A new documentary titled De Palma is seeing release this week from directors Jake Paltrow (The Good Night, Boardwalk Empire) and Noah Baumbach (The Squid and the Whale, Greenberg). The film is a chronicle of the life and work of acclaimed director Brian De Palma, whose major body of work has spanned from the 1970s to the present with films like Carrie (1976), a Stephen King novel, Scarface (1983) with Al Pacino (The Godfather, Scent of a Woman) and Michelle Pfeiffer (The Fabulous Baker Boys, Batman Returns), and The Untouchables (1987) with Kevin Costner (Waterworld, Dances with Wolves), Robert De Niro (Goodfellas, Casino), and Sean Connery (Diamonds are Forever, The Hunt for Red October). Despite all of the acclaim and success earned by these films, De Palma is one of the many artists who has never been recognized by the Academy of Motion Picture Arts and Sciences. The Untouchables saw Sean Connery win his first Oscar in 1988, Continue reading

Check Your Local Listings For This Week’s Limited Releases

Along with Papa Hemingway in Cuba, there are some great limited releases hitting theaters this weekend. First off is a new drama from actor-turned-director Jason Bateman (Arrested Development, Horrible Bosses), Nicole Kidman (Eyes Wide Shut, The Interpreter), Christopher Walken (Pulp Fiction, Catch Me If You Can), and Catherine Hahn (Step Brothers, Parks and Recreation) titled The Family Fang, which is based on the book by Kevin Wilson. The film follows a brother and sister as they return home in search of their famous parents, who have gone missing. Seems fairly promising, but you can be the judge.
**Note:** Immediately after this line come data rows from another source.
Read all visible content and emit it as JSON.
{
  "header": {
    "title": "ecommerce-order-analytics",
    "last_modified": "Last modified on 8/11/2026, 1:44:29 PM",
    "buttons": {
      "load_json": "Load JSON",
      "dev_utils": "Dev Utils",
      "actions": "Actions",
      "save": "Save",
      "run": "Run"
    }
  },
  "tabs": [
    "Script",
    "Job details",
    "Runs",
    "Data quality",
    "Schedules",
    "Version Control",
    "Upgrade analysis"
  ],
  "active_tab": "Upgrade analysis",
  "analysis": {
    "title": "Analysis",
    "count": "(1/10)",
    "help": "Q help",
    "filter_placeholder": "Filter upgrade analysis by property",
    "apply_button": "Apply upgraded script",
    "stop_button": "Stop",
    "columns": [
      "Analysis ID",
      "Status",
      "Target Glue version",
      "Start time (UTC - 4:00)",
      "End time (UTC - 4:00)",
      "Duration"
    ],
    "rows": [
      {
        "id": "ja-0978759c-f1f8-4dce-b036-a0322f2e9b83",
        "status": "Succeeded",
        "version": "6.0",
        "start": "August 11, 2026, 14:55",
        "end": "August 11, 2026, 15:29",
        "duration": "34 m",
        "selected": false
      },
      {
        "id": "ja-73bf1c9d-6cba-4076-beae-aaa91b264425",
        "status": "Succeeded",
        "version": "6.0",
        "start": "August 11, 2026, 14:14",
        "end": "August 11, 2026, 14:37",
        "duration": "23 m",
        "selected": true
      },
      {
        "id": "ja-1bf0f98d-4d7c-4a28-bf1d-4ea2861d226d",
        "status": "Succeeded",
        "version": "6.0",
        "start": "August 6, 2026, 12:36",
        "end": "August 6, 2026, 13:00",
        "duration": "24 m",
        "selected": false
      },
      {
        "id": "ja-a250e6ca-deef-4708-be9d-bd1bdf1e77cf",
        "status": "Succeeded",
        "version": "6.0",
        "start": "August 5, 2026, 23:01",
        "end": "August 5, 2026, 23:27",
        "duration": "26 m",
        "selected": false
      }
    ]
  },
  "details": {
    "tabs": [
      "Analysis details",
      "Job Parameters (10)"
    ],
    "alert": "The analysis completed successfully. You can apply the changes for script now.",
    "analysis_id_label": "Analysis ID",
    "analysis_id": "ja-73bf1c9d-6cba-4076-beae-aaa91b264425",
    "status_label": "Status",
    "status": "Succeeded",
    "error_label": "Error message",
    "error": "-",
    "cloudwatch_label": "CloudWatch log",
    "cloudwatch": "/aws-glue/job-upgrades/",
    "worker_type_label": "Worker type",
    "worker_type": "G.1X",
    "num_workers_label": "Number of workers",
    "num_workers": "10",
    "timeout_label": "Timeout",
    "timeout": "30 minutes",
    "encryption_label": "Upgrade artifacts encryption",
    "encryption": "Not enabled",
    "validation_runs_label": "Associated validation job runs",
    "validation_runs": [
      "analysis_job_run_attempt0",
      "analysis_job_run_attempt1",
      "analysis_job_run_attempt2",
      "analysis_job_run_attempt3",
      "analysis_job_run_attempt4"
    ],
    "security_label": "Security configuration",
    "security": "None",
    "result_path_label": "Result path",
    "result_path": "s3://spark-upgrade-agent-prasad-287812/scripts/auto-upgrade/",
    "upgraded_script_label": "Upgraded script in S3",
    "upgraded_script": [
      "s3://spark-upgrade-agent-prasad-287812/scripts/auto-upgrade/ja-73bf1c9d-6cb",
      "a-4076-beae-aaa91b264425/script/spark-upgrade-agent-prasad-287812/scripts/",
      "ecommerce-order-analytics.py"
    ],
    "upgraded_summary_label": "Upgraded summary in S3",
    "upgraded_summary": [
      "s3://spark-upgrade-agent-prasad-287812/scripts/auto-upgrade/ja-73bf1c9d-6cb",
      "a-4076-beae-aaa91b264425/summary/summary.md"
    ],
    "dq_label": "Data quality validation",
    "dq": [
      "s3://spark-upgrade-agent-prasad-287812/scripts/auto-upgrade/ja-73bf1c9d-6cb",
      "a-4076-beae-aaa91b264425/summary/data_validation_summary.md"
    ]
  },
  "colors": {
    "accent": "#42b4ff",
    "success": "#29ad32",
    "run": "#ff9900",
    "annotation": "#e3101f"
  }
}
Next up is an Italian film titled The Wait (L’attesa) from director Piero Messina (La Porta, Terra) and starring internationally known actress Juliette Binoche (The English Patient, Godzilla) about a mother who unexpectedly meets her future daughter-in-law at a villa in Sicily and waits with her for her son to arrive, concealing some dark secret the entire time. Continue reading